 Marx, Karl. “The Civil War in France” The Marx-Engels Reader (W. W. Norton & Company, 1978/1871), p.632.
 Lenin, V. I. The State and Revolution (Foreign Language Press, 1970/1917), p. 36.
 Ibid., 29.
 Marx, Critique of the Gotha Program. p. 531.
 Lukacs, Georg. History and Class Consciousness (MIT Press, 1979/1923), p.75
Guevara, Che. “Message to the Tricontinental” Che Guevara Internet Archive. https://www.marxists.org/archive/guevara/1967/04/16.htm
 Marx, Karl. “The German Ideology” The Marx-Engels Reader (W. W. Norton & Company, 1978/1932), p. 197.
 Part of the reason why Marx changes his position on Europe being the center for revolution is because even at the beginning of the 1880’s he still saw the tremendous role the subjective element of man played. Thus, when studying the anthropologist at the time, Henry Morgan, Kovalevsky, etc. he realizes the potential indigenous communities have towards the building of the higher stage of communism. The potential stems from them having never lost their collective mentality. Thus, whereas the proletarian in Europe had to develop his consciousness before any material struggle could take place, the communards of the colonized global south already had that “communist consciousness” and thus from the beginning their struggle is already an ideologically conscious one.

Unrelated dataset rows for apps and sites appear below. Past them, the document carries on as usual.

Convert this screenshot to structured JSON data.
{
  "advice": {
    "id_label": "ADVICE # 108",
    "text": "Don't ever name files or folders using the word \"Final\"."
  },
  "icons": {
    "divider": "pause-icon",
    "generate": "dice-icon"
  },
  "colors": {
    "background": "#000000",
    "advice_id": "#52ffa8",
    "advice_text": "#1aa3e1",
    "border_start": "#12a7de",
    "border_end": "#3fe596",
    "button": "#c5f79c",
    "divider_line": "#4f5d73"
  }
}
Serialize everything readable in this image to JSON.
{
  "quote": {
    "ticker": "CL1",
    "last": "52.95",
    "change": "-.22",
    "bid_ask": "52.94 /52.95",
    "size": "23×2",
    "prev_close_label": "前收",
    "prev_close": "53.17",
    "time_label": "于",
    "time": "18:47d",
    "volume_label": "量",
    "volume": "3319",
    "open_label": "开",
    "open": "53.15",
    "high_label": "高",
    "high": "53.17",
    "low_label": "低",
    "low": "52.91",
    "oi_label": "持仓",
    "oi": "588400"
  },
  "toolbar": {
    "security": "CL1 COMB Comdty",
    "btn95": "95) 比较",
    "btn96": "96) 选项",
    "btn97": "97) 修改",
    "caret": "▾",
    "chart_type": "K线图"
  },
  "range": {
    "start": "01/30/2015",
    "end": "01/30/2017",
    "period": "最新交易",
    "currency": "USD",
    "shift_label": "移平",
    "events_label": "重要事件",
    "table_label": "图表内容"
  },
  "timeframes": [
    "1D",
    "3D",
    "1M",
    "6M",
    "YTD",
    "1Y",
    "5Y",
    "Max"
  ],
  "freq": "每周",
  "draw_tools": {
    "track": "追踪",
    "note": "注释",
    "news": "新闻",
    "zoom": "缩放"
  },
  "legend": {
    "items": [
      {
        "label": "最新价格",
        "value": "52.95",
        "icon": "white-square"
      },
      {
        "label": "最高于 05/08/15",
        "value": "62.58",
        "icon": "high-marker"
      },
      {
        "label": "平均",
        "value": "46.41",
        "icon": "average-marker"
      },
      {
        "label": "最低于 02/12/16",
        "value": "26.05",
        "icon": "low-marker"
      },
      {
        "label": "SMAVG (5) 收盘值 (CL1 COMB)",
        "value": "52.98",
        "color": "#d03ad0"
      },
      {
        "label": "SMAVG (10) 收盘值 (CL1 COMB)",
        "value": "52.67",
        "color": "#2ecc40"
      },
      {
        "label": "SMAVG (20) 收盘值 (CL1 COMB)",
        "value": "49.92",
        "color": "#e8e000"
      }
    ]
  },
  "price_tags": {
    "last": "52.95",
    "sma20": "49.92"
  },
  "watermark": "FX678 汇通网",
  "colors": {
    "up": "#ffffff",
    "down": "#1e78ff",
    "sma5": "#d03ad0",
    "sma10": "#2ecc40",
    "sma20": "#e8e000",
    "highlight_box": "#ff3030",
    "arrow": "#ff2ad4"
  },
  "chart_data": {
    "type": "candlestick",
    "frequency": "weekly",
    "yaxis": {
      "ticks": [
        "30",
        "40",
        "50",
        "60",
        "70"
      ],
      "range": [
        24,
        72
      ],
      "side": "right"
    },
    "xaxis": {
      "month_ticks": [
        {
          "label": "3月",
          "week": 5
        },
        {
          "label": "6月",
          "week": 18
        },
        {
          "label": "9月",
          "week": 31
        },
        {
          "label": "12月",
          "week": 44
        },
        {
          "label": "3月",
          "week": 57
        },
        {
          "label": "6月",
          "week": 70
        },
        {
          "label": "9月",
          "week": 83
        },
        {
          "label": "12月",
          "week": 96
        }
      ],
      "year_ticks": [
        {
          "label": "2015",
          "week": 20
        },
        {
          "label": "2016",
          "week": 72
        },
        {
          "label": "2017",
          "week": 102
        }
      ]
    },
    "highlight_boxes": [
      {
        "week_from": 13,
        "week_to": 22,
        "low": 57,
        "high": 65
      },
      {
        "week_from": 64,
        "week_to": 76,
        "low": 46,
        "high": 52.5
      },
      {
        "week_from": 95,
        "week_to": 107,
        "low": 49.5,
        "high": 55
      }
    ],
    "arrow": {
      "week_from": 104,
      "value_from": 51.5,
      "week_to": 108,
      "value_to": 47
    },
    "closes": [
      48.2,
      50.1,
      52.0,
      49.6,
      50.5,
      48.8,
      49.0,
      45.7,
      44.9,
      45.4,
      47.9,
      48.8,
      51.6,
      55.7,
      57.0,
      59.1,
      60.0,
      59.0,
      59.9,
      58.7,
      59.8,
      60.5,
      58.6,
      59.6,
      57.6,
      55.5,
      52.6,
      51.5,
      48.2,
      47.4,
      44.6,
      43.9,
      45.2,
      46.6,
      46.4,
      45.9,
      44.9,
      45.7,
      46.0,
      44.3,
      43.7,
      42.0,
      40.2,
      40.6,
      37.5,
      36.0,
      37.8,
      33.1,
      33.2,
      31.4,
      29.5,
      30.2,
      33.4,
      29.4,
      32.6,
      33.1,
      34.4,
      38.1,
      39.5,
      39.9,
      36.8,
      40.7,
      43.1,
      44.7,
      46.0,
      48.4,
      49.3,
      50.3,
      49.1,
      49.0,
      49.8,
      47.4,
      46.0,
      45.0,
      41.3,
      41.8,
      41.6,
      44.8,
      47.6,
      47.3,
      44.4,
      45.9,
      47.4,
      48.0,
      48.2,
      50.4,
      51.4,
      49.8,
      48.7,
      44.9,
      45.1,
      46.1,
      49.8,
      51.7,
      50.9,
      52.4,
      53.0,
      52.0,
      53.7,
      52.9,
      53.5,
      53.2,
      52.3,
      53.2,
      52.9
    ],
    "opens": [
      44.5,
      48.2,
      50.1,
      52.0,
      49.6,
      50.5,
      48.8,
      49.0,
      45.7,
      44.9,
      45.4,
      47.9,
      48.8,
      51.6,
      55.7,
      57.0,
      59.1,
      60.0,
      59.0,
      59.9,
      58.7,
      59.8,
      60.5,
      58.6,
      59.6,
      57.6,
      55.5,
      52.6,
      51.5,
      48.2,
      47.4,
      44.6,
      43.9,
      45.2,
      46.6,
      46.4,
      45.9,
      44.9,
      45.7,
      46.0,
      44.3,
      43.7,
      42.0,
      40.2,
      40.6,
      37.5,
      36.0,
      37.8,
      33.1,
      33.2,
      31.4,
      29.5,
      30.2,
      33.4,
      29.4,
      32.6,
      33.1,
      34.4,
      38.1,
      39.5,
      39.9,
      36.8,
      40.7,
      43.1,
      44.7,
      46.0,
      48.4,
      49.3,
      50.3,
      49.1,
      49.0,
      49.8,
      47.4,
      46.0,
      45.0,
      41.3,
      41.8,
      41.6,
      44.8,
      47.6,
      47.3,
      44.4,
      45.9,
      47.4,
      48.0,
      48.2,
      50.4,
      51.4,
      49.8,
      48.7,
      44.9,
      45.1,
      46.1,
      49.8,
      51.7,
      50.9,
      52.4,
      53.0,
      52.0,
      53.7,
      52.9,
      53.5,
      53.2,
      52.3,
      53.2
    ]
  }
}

 Marx, Karl. Capital Vol 3 (International Publishers, 1974/1894), p. 440.
 Marx, Karl. The Holy Family (University Press of the Pacific, 2002/1845), p.51.
 Marx, Karl. Critique of the Gotha Program. p. 536-7.
 Lenin, V. I. “On Cooperation” Collected Works, Vol 33 (Progress Publishers, 1965), p.473.
 This response is believed to be an indirect jab at John Stuart Mill’s conception of capitalism heading down the road to cooperative firms.
 Marx, Karl. The Civil War in France. p. 635.
 Engels, F. 1886. Letter to Bebel, 20-23 January, in Marx-Engels, Collected Works, Vol. 47. Quoted from Jossa, B Marx, Marxism, and the Cooperative Movement. (Cambridge Journal of Economics, 2005)
 Lenin, V. I. On Cooperation. p. 472.
 Marx, Karl. Capital Vol 3, p.387